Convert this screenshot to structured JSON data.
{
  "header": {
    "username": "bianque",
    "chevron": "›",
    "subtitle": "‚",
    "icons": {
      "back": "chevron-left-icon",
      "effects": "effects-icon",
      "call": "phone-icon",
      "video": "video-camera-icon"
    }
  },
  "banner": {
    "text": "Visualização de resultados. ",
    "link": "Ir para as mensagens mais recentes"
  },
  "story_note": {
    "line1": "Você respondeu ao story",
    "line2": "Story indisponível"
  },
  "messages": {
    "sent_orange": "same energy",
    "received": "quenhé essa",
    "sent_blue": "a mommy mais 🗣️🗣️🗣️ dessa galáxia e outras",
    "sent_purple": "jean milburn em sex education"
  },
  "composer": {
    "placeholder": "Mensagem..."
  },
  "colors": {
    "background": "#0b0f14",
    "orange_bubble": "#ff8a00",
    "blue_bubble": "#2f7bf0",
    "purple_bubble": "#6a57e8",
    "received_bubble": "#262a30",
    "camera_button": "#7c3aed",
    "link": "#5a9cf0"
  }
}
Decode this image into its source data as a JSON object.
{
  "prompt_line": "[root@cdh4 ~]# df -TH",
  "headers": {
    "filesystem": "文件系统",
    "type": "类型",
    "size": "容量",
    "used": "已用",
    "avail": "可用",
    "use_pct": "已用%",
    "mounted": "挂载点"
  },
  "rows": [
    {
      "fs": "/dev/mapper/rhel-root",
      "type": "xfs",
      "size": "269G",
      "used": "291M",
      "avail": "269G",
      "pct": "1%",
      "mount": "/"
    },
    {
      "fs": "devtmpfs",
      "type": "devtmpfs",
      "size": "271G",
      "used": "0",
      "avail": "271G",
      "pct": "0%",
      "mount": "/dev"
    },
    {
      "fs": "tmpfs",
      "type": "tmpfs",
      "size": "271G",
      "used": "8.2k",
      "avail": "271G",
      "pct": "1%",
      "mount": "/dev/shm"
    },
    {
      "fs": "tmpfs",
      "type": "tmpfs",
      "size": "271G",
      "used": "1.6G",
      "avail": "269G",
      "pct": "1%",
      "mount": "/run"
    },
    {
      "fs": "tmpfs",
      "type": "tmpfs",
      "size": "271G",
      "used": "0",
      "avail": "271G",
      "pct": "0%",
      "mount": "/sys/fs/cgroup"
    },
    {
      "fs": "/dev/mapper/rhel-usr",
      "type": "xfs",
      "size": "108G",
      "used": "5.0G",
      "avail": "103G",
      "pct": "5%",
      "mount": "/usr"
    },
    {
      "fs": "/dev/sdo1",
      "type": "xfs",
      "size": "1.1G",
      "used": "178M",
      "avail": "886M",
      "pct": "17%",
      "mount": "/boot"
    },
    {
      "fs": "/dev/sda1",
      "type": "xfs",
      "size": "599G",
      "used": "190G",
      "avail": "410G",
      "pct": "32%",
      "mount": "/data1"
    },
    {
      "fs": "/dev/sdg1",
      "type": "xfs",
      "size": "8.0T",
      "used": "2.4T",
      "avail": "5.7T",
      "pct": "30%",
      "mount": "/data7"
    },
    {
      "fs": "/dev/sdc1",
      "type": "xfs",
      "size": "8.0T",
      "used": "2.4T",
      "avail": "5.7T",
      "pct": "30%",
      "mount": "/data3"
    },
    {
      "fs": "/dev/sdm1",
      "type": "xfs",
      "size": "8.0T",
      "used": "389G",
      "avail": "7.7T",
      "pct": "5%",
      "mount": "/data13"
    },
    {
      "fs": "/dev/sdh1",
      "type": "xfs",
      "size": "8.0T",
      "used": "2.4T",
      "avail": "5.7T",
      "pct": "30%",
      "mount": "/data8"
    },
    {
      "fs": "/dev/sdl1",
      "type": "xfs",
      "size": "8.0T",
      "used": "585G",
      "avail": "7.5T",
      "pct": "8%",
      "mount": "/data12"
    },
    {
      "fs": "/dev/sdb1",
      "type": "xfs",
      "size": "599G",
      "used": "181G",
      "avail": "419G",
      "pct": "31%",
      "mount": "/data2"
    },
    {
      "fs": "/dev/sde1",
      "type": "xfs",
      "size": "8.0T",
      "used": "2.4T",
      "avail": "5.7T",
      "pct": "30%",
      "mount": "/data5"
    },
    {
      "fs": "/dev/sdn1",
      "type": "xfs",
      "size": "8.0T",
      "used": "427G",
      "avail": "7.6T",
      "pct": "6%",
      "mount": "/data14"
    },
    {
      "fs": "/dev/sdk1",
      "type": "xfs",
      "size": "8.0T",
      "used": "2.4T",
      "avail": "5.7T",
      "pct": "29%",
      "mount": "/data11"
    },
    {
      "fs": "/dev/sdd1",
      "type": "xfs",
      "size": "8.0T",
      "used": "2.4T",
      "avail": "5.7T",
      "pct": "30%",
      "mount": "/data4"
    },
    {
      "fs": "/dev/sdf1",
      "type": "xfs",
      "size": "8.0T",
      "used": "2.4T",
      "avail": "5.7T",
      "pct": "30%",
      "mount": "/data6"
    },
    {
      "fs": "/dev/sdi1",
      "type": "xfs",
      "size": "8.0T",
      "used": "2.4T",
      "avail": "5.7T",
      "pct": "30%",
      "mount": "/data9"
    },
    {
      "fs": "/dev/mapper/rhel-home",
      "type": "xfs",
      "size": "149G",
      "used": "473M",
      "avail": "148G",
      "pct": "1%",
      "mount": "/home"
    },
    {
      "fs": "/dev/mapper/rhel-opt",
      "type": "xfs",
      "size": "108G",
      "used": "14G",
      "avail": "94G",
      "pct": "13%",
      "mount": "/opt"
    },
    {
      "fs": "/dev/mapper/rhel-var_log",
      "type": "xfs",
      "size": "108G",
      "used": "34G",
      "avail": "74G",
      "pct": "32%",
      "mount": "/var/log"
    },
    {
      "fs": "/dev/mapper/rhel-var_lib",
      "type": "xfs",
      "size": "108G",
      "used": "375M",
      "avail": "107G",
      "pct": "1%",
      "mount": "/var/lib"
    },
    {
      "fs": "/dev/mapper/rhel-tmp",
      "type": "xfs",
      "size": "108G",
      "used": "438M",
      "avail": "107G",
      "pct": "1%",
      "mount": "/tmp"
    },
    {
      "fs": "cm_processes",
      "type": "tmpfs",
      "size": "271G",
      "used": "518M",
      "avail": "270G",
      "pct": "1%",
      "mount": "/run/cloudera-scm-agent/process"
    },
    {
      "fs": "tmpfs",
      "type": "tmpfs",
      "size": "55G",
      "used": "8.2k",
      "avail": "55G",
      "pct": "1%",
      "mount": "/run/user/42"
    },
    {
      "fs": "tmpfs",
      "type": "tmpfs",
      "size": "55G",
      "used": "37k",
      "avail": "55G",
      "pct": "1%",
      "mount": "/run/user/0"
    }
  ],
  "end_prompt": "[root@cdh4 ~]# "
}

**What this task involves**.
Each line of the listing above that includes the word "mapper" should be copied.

**Written response**.
      "fs": "/dev/mapper/rhel-root",
      "fs": "/dev/mapper/rhel-usr",
      "fs": "/dev/mapper/rhel-home",
      "fs": "/dev/mapper/rhel-opt",
      "fs": "/dev/mapper/rhel-var_log",
      "fs": "/dev/mapper/rhel-var_lib",
      "fs": "/dev/mapper/rhel-tmp",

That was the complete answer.